…. I’m taking away somehow from things my son really likes to do by asking him to participate in different projects I get involved with. I enjoy sharing knowledge and working with my son. We often learn unexpected things when we journey into fixing things that are broken or building from scratch or refurbishing something special. I didn’t grow up with an Xbox, a computer, a cell phone, the internet, or cable. I think, selfishly, that kids, not just my own, should experience different things. Not just to learn new skills and gain new experiences, but maybe see if there’s other things they enjoy. To be honest, the best feeling for me to experience is seeing the excitement in his face when he does something on his own or when he played a large part in a project. Anyway, I saw this picture and it made me think how true the statement really is and I wanted to share.

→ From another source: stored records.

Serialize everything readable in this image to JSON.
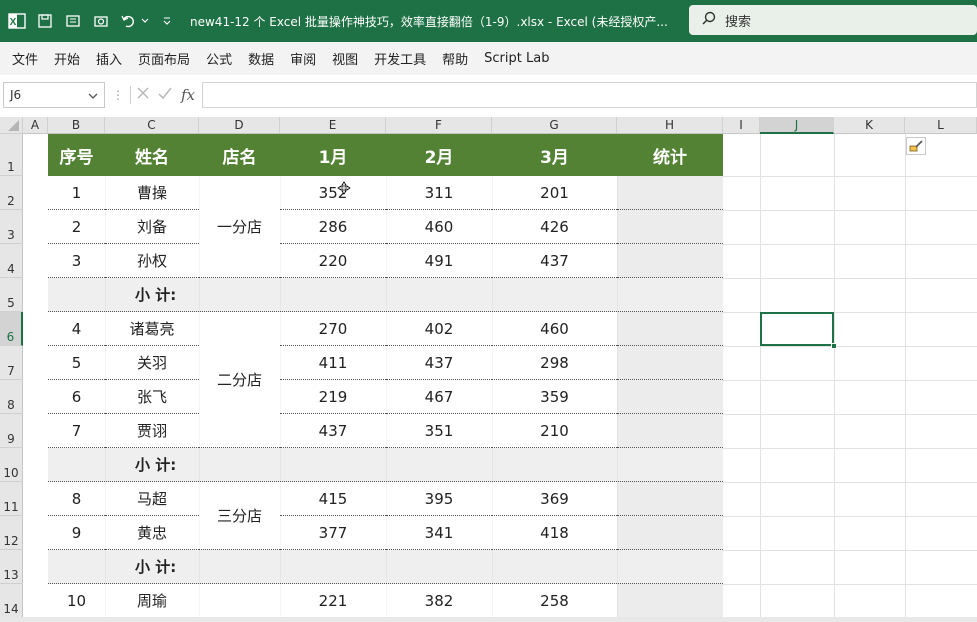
{
  "window": {
    "title": "new41-12 个 Excel 批量操作神技巧，效率直接翻倍（1-9）.xlsx  -  Excel (未经授权产...",
    "search_placeholder": "搜索",
    "accent": "#1e7145"
  },
  "menu": [
    "文件",
    "开始",
    "插入",
    "页面布局",
    "公式",
    "数据",
    "审阅",
    "视图",
    "开发工具",
    "帮助",
    "Script Lab"
  ],
  "formula_bar": {
    "name_box": "J6",
    "formula": "",
    "fx_label": "fx"
  },
  "columns": [
    "A",
    "B",
    "C",
    "D",
    "E",
    "F",
    "G",
    "H",
    "I",
    "J",
    "K",
    "L"
  ],
  "selected_column": "J",
  "selected_row": "6",
  "rows": [
    "1",
    "2",
    "3",
    "4",
    "5",
    "6",
    "7",
    "8",
    "9",
    "10",
    "11",
    "12",
    "13",
    "14"
  ],
  "table": {
    "header": {
      "seq": "序号",
      "name": "姓名",
      "store": "店名",
      "m1": "1月",
      "m2": "2月",
      "m3": "3月",
      "stat": "统计"
    },
    "header_color": "#548235",
    "stores": [
      "一分店",
      "二分店",
      "三分店"
    ],
    "subtotal_label": "小  计:",
    "records": [
      {
        "seq": "1",
        "name": "曹操",
        "m1": "352",
        "m2": "311",
        "m3": "201"
      },
      {
        "seq": "2",
        "name": "刘备",
        "m1": "286",
        "m2": "460",
        "m3": "426"
      },
      {
        "seq": "3",
        "name": "孙权",
        "m1": "220",
        "m2": "491",
        "m3": "437"
      },
      {
        "seq": "4",
        "name": "诸葛亮",
        "m1": "270",
        "m2": "402",
        "m3": "460"
      },
      {
        "seq": "5",
        "name": "关羽",
        "m1": "411",
        "m2": "437",
        "m3": "298"
      },
      {
        "seq": "6",
        "name": "张飞",
        "m1": "219",
        "m2": "467",
        "m3": "359"
      },
      {
        "seq": "7",
        "name": "贾诩",
        "m1": "437",
        "m2": "351",
        "m3": "210"
      },
      {
        "seq": "8",
        "name": "马超",
        "m1": "415",
        "m2": "395",
        "m3": "369"
      },
      {
        "seq": "9",
        "name": "黄忠",
        "m1": "377",
        "m2": "341",
        "m3": "418"
      },
      {
        "seq": "10",
        "name": "周瑜",
        "m1": "221",
        "m2": "382",
        "m3": "258"
      }
    ]
  }
}
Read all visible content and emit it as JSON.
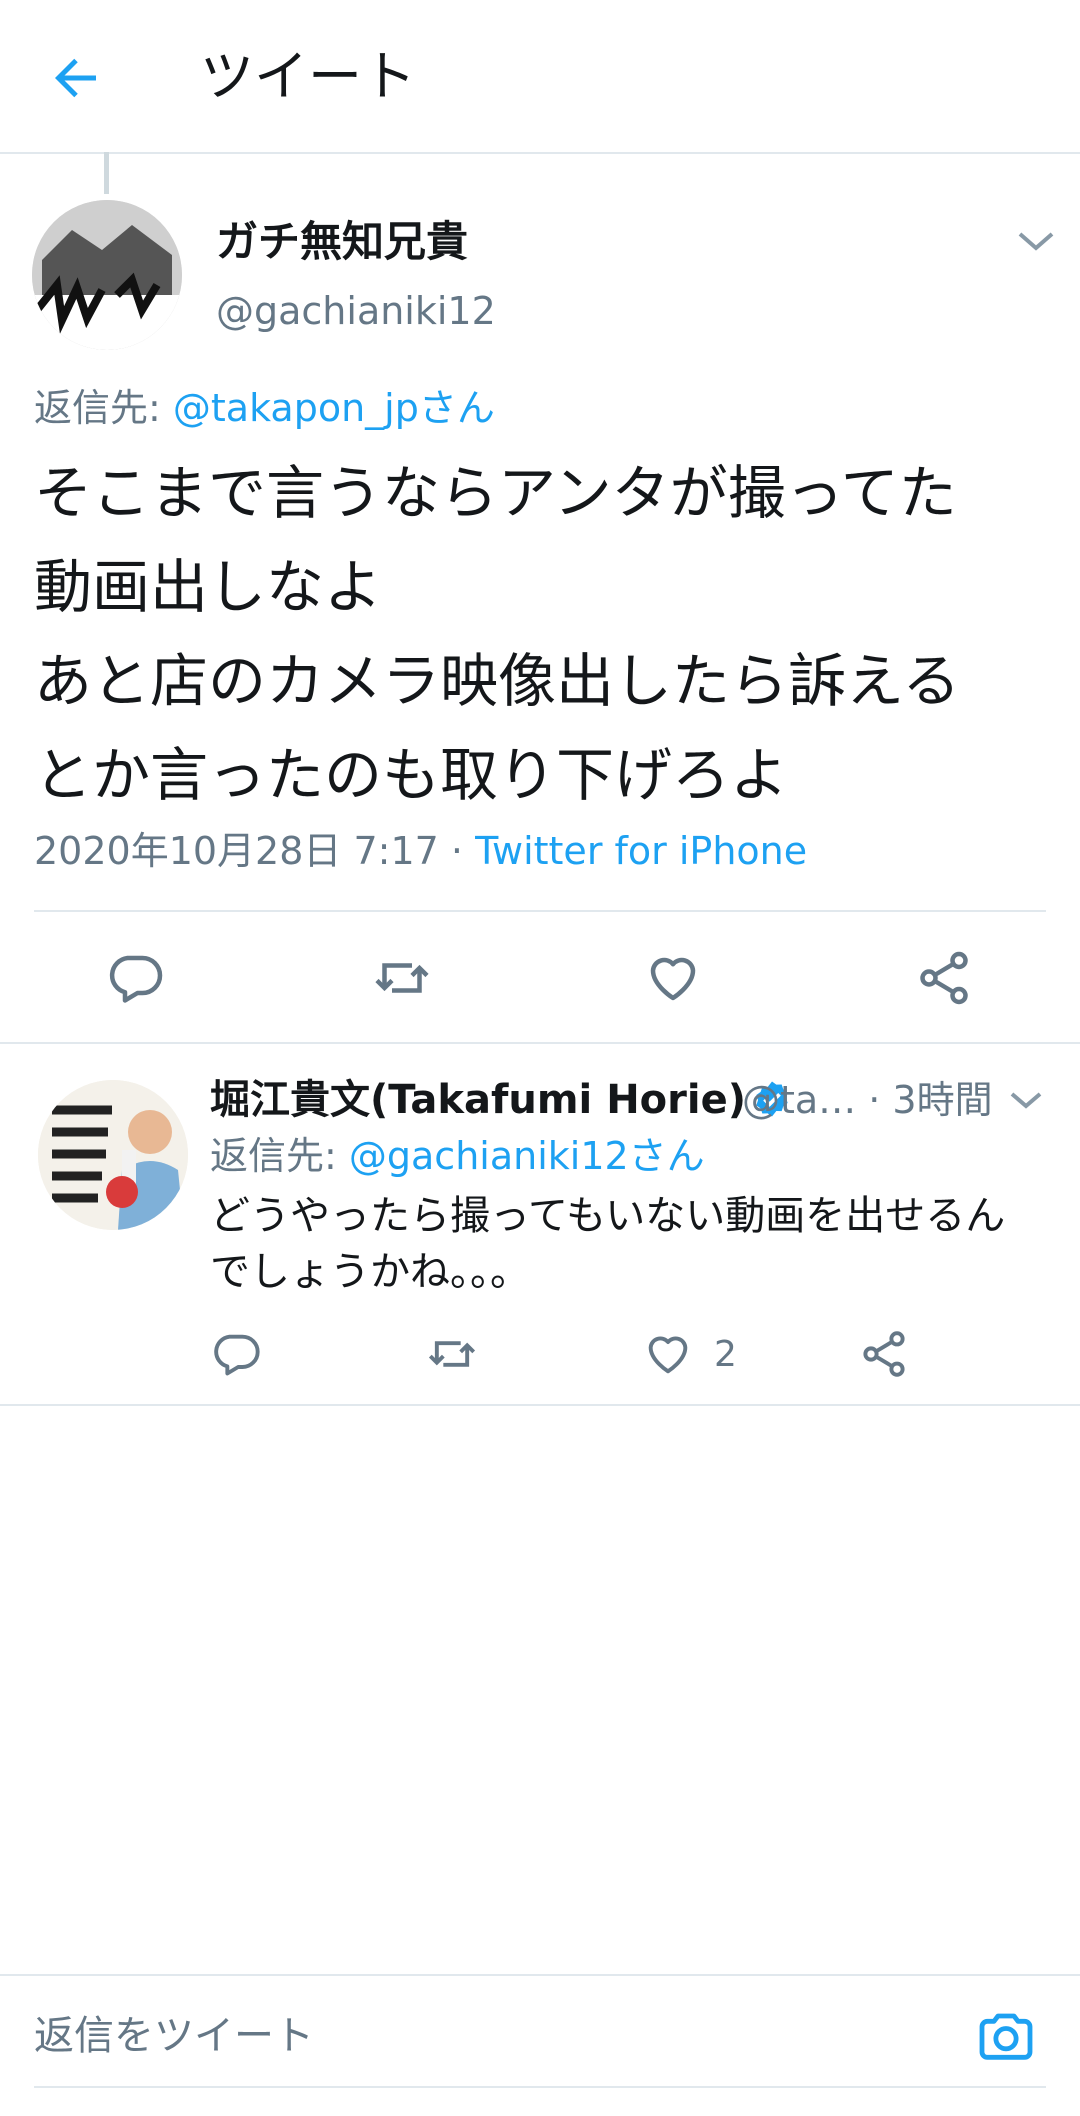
{
  "header": {
    "title": "ツイート",
    "back_icon": "arrow-left-icon"
  },
  "colors": {
    "accent": "#1da1f2",
    "muted": "#657786",
    "divider": "#e1e8ed",
    "text": "#14171a"
  },
  "main_tweet": {
    "display_name": "ガチ無知兄貴",
    "handle": "@gachianiki12",
    "reply_to_label": "返信先: ",
    "reply_to_handle": "@takapon_jpさん",
    "body_lines": [
      "そこまで言うならアンタが撮ってた",
      "動画出しなよ",
      "あと店のカメラ映像出したら訴える",
      "とか言ったのも取り下げろよ"
    ],
    "timestamp": "2020年10月28日 7:17 · ",
    "source": "Twitter for iPhone"
  },
  "reply_tweet": {
    "display_name": "堀江貴文(Takafumi Horie)",
    "handle_time": "@ta… · 3時間",
    "reply_to_label": "返信先: ",
    "reply_to_handle": "@gachianiki12さん",
    "body": "どうやったら撮ってもいない動画を出せるんでしょうかね。。。",
    "like_count": "2"
  },
  "composer": {
    "placeholder": "返信をツイート",
    "camera_icon": "camera-icon"
  }
}
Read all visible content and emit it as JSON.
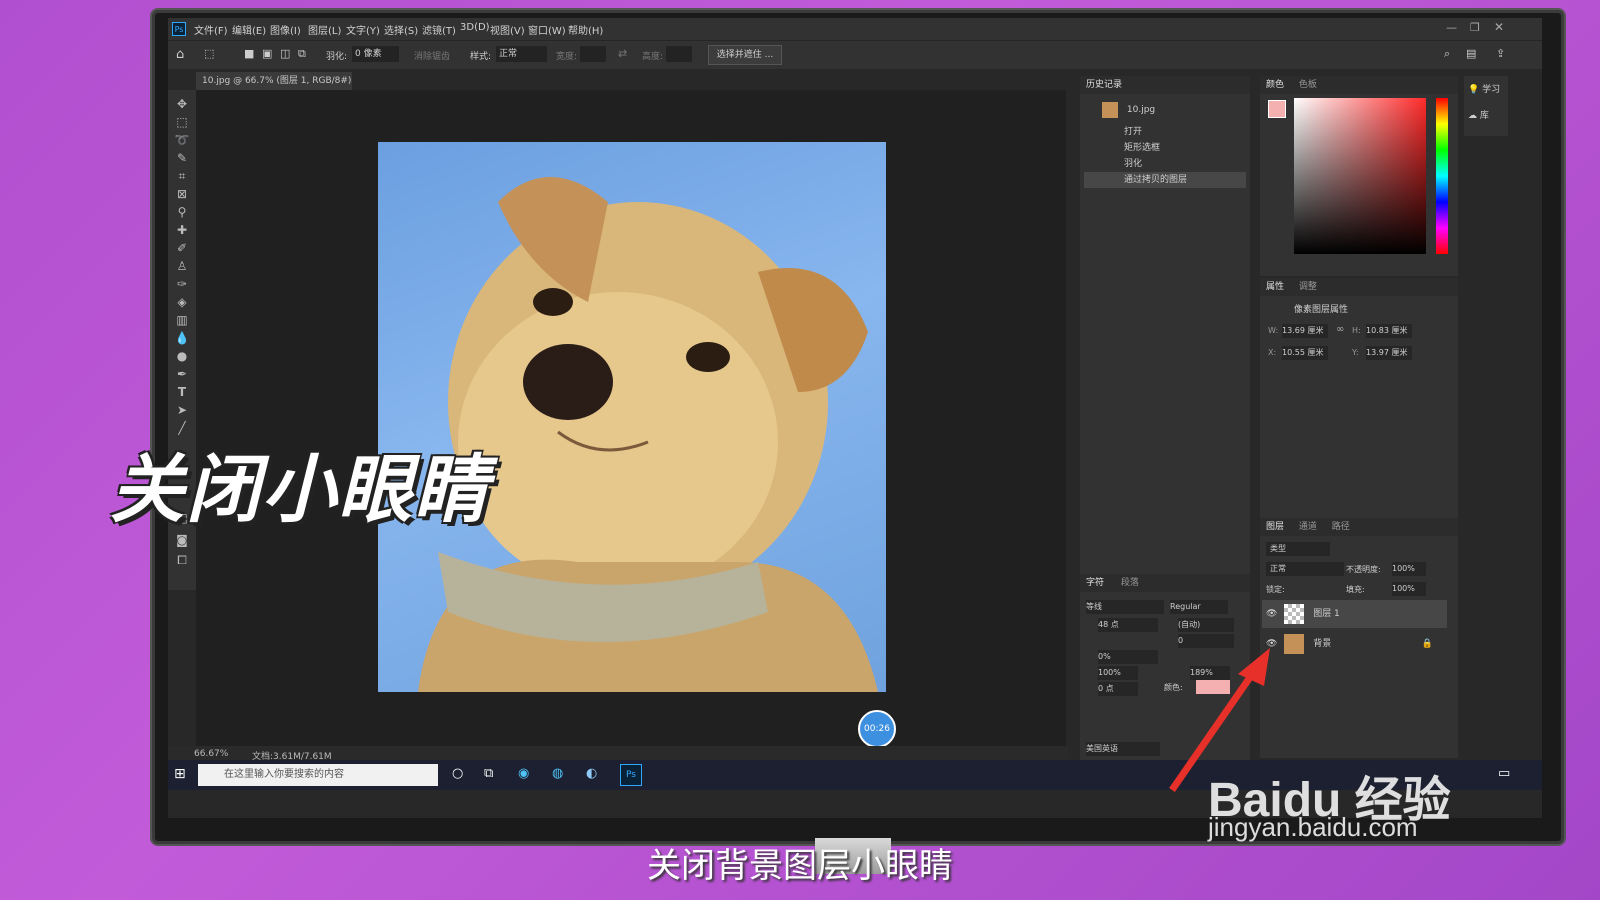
{
  "app": {
    "menu": [
      "文件(F)",
      "编辑(E)",
      "图像(I)",
      "图层(L)",
      "文字(Y)",
      "选择(S)",
      "滤镜(T)",
      "3D(D)",
      "视图(V)",
      "窗口(W)",
      "帮助(H)"
    ],
    "logo": "Ps"
  },
  "options": {
    "feather_label": "羽化:",
    "feather_value": "0 像素",
    "antialias": "消除锯齿",
    "style_label": "样式:",
    "style_value": "正常",
    "width_label": "宽度:",
    "height_label": "高度:",
    "select_mask_button": "选择并遮住 ..."
  },
  "document": {
    "tab_title": "10.jpg @ 66.7% (图层 1, RGB/8#) *",
    "zoom": "66.67%",
    "doc_size": "文档:3.61M/7.61M"
  },
  "timer": "00:26",
  "history": {
    "title": "历史记录",
    "snapshot": "10.jpg",
    "items": [
      "打开",
      "矩形选框",
      "羽化",
      "通过拷贝的图层"
    ]
  },
  "color_panel": {
    "tabs": [
      "颜色",
      "色板"
    ]
  },
  "properties": {
    "tabs": [
      "属性",
      "调整"
    ],
    "subtitle": "像素图层属性",
    "w": "13.69 厘米",
    "h": "10.83 厘米",
    "x": "10.55 厘米",
    "y": "13.97 厘米",
    "w_label": "W:",
    "h_label": "H:",
    "x_label": "X:",
    "y_label": "Y:"
  },
  "character": {
    "tabs": [
      "字符",
      "段落"
    ],
    "font": "等线",
    "style": "Regular",
    "size": "48 点",
    "leading": "(自动)",
    "tracking": "0",
    "scale_percent": "0%",
    "vscale": "100%",
    "hscale": "189%",
    "baseline": "0 点",
    "color_label": "颜色:",
    "language": "美国英语"
  },
  "learn": {
    "learn": "学习",
    "library": "库"
  },
  "layers": {
    "tabs": [
      "图层",
      "通道",
      "路径"
    ],
    "filter": "类型",
    "blend": "正常",
    "opacity_label": "不透明度:",
    "opacity": "100%",
    "lock_label": "锁定:",
    "fill_label": "填充:",
    "fill": "100%",
    "items": [
      {
        "name": "图层 1"
      },
      {
        "name": "背景"
      }
    ]
  },
  "taskbar": {
    "search_placeholder": "在这里输入你要搜索的内容"
  },
  "overlay": {
    "title": "关闭小眼睛",
    "subtitle": "关闭背景图层小眼睛",
    "watermark": "Baidu 经验",
    "watermark_url": "jingyan.baidu.com"
  },
  "colors": {
    "accent": "#31a8ff",
    "background": "#b04fd0",
    "arrow": "#e8302a"
  }
}
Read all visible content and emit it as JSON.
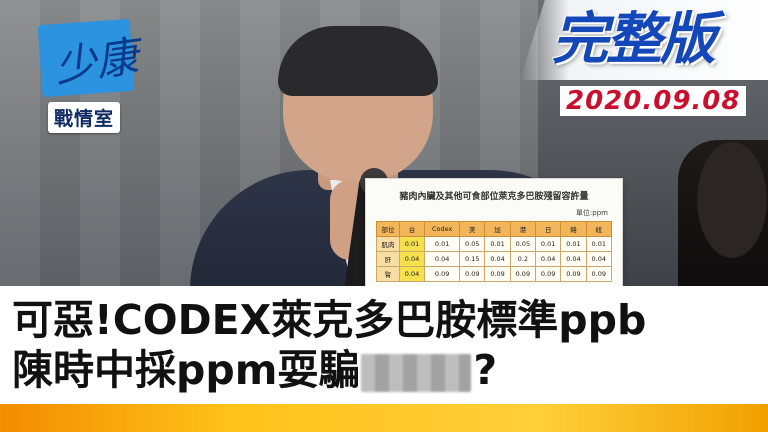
{
  "channel": {
    "logo_script": "少康",
    "label": "戰情室"
  },
  "banner": {
    "title": "完整版",
    "date": "2020.09.08"
  },
  "document": {
    "title": "豬肉內臟及其他可食部位萊克多巴胺殘留容許量",
    "unit": "單位:ppm",
    "headers": [
      "部位",
      "台",
      "Codex",
      "美",
      "加",
      "港",
      "日",
      "韓",
      "紐"
    ],
    "rows": [
      [
        "肌肉",
        "0.01",
        "0.01",
        "0.05",
        "0.01",
        "0.05",
        "0.01",
        "0.01",
        "0.01"
      ],
      [
        "肝",
        "0.04",
        "0.04",
        "0.15",
        "0.04",
        "0.2",
        "0.04",
        "0.04",
        "0.04"
      ],
      [
        "腎",
        "0.04",
        "0.09",
        "0.09",
        "0.09",
        "0.09",
        "0.09",
        "0.09",
        "0.09"
      ]
    ]
  },
  "headline": {
    "line1": "可惡!CODEX萊克多巴胺標準ppb",
    "line2_prefix": "陳時中採ppm耍騙",
    "line2_suffix": "?"
  },
  "colors": {
    "accent_blue": "#1448b8",
    "date_red": "#c8102e",
    "ticker": "#ffc21a"
  }
}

Here’s a question: What is the true test of one’s commitment to freedom of expression? Is it when one permits others to express ideas with which he agrees? Or is it when he permits others to express ideas he finds deeply offensive? I’m betting that most people would wisely answer that it’s the latter, and I’d agree. How about this question: What is the true test of one’s commitment to freedom of association? Is it when people permit others to freely associate in ways of which they approve? Or is it when they permit others to freely associate in ways they deem despicable? I’m sure that might be a considerable dispute about freedom of association compared with the one over freedom of expression. To be for freedom in either case requires that one be brave enough to accept the fact that some people will make offensive expressions and associate in offensive ways. Now, do you speak freely?